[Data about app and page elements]
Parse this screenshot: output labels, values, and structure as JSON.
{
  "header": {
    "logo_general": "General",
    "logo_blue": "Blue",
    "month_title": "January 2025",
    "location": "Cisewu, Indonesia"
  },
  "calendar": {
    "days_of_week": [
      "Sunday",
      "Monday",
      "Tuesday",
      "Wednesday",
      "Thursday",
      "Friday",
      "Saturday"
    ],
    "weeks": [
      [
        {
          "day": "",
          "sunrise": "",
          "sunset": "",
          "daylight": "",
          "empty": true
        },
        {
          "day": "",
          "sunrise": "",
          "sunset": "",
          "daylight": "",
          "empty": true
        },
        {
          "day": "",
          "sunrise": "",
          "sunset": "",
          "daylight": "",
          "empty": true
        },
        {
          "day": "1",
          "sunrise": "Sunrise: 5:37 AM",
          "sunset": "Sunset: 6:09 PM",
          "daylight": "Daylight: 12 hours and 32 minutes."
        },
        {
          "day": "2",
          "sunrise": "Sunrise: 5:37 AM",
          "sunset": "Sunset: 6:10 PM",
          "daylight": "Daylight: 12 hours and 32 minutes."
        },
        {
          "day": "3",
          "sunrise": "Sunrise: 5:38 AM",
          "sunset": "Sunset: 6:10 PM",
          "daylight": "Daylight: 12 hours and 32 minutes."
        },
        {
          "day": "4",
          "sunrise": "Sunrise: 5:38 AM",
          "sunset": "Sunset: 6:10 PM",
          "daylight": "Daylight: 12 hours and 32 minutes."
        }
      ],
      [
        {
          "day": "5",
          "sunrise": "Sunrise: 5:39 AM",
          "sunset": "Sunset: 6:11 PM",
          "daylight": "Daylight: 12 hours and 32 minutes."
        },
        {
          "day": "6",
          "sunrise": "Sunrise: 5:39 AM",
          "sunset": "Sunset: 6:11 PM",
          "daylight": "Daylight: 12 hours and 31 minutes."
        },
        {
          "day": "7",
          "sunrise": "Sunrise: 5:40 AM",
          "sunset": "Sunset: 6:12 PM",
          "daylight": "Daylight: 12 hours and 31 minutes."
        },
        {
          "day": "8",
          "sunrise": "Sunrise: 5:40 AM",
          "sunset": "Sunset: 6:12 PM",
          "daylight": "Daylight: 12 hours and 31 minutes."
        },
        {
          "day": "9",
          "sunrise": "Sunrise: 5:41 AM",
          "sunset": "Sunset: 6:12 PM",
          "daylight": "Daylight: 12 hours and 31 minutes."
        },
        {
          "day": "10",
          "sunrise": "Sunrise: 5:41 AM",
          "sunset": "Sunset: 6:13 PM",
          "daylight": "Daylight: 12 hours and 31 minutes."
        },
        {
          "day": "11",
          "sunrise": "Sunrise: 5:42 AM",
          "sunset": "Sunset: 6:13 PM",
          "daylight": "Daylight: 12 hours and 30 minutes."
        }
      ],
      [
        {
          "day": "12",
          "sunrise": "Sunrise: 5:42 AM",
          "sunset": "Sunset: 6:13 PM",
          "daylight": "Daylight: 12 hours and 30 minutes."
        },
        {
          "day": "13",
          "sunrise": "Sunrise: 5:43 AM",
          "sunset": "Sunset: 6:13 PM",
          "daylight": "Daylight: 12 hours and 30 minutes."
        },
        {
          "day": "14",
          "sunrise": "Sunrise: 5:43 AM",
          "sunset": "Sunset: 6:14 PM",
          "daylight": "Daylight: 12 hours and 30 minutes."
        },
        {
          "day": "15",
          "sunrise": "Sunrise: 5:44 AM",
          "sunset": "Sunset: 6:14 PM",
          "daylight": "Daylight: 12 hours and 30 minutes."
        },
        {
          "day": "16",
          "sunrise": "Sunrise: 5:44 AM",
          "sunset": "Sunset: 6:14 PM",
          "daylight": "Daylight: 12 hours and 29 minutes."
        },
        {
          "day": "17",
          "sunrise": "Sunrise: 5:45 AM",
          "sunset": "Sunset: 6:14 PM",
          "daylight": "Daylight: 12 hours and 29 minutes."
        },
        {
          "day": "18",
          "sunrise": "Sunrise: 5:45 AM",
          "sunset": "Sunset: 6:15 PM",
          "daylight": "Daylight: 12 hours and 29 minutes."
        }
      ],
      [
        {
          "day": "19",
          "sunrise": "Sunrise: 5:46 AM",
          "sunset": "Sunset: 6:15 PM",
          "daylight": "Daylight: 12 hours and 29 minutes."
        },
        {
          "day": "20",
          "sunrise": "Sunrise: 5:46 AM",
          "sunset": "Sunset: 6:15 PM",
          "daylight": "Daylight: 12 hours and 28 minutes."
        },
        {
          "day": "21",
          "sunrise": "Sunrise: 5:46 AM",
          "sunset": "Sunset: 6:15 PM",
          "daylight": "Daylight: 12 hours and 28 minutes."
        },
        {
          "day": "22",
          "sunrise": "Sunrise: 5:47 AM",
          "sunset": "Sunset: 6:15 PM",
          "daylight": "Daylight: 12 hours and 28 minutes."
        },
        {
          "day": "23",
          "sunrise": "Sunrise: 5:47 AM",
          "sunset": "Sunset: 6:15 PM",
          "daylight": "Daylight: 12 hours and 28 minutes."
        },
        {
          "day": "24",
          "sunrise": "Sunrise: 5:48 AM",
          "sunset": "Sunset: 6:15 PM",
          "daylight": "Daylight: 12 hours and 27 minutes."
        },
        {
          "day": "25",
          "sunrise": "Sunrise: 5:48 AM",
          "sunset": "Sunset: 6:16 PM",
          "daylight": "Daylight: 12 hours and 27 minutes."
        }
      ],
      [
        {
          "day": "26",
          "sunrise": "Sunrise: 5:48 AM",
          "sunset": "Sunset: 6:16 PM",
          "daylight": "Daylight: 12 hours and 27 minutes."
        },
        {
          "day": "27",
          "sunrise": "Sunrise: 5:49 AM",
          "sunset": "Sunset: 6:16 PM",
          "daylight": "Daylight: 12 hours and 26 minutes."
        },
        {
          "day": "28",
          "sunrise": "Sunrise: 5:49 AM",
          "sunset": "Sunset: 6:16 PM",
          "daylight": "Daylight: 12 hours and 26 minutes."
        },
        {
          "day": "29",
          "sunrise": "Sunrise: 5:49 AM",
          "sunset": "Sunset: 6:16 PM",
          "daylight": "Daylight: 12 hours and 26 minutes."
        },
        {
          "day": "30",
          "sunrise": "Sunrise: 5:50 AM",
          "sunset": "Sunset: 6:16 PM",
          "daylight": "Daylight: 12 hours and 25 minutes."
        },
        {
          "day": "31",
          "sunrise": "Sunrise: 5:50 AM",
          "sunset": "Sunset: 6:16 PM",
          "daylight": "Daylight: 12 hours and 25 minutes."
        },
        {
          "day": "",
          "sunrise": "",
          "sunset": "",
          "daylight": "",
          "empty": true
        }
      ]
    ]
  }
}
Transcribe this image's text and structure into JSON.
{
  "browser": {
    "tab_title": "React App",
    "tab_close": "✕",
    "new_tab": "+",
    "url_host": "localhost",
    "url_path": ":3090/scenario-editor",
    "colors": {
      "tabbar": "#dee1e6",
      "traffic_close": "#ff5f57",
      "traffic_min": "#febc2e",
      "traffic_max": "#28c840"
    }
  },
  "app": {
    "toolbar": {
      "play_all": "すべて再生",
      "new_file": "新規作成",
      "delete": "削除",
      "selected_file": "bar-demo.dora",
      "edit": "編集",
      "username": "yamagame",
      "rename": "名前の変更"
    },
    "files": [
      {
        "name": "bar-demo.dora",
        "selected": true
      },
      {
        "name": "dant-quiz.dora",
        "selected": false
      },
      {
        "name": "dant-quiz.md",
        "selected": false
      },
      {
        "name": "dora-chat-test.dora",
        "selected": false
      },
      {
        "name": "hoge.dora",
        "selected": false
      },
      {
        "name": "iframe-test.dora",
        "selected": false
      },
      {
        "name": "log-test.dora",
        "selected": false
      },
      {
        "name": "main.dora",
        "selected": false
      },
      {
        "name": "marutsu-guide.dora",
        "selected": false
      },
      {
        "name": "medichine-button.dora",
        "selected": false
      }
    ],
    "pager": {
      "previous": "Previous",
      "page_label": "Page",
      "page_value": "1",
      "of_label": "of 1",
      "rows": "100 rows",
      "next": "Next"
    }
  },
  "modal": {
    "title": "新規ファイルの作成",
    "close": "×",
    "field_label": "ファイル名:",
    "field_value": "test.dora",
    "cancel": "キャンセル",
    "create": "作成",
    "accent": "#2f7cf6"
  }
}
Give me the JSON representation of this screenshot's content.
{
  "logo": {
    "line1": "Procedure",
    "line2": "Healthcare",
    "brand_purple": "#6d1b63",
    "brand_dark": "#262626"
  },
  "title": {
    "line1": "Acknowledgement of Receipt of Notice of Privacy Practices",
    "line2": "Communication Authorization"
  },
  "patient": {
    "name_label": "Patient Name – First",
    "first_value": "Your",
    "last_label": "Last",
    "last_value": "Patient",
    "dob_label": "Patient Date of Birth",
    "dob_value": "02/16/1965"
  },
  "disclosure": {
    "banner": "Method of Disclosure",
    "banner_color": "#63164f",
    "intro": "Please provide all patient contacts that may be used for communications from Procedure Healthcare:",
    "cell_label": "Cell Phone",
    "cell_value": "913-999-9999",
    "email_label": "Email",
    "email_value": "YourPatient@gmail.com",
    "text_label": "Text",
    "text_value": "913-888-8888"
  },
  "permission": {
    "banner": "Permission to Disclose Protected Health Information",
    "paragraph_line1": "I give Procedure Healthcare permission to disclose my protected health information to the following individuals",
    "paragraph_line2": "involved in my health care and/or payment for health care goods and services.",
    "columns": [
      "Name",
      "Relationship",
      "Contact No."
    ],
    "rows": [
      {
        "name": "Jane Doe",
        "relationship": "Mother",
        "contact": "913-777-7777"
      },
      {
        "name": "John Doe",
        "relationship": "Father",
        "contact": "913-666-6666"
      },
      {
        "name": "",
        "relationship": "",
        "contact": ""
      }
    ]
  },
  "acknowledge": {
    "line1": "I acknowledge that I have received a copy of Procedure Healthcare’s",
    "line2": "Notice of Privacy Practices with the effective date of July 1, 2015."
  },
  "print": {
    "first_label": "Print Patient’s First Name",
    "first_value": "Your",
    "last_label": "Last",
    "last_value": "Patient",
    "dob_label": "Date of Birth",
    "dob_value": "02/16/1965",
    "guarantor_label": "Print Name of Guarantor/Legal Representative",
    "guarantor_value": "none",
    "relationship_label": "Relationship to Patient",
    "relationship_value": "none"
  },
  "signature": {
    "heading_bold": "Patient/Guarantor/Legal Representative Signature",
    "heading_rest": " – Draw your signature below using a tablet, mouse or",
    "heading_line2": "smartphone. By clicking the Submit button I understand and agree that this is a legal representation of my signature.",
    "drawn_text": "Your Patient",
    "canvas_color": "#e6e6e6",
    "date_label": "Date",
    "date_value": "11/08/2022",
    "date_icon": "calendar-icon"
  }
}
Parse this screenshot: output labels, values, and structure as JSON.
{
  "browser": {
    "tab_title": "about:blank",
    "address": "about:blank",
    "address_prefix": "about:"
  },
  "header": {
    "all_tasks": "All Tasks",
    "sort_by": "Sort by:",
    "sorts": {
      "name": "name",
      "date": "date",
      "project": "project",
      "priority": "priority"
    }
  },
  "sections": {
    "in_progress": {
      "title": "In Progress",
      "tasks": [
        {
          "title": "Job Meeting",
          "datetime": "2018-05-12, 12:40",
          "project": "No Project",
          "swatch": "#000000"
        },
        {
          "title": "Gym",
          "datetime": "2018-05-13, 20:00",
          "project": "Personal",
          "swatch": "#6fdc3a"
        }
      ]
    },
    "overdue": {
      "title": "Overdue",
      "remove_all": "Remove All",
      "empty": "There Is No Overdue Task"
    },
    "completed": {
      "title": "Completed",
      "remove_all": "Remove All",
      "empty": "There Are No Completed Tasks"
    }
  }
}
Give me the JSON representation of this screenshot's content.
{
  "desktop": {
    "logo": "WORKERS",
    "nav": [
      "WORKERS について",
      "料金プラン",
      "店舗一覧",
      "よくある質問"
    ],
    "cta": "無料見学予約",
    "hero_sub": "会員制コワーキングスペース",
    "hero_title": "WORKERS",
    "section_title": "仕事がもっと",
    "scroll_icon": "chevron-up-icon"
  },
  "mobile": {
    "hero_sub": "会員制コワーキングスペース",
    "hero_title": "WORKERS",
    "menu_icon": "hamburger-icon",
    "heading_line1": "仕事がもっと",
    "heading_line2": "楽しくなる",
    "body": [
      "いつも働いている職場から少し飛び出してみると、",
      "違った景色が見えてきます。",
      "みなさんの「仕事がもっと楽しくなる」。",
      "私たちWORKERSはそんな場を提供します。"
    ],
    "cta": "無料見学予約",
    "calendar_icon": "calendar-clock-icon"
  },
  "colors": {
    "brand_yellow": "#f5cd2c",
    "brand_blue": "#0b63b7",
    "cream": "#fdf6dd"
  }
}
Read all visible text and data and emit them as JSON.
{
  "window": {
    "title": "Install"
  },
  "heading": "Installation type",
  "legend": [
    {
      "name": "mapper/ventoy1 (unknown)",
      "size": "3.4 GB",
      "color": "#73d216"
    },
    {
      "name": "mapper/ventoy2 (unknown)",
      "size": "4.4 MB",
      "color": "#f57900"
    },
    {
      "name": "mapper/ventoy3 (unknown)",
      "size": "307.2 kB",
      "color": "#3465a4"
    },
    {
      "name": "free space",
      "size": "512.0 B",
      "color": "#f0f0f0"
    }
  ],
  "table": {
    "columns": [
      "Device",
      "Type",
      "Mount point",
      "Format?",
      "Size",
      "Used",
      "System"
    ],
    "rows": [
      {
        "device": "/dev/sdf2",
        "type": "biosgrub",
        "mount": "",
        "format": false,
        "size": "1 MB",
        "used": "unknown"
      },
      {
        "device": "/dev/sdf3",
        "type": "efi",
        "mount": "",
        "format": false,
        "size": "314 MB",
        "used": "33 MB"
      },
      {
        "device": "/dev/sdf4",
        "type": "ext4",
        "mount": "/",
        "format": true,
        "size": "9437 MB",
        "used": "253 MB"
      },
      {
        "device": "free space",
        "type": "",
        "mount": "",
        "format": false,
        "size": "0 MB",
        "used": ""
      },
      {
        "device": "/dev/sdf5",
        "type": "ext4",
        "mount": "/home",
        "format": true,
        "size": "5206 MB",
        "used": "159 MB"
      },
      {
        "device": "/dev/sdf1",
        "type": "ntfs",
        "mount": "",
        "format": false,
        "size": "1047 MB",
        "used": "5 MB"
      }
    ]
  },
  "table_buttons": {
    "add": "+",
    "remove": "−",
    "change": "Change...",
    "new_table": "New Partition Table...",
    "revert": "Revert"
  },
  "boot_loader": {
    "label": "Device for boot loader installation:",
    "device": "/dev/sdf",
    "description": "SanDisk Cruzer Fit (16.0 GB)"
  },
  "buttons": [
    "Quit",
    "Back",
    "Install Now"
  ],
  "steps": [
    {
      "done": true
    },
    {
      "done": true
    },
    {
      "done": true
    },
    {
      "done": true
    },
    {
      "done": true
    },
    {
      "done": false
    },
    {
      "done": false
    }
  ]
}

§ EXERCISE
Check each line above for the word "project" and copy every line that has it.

§ TASK RESPONSE
      "project": "project",
          "project": "No Project",
          "project": "Personal",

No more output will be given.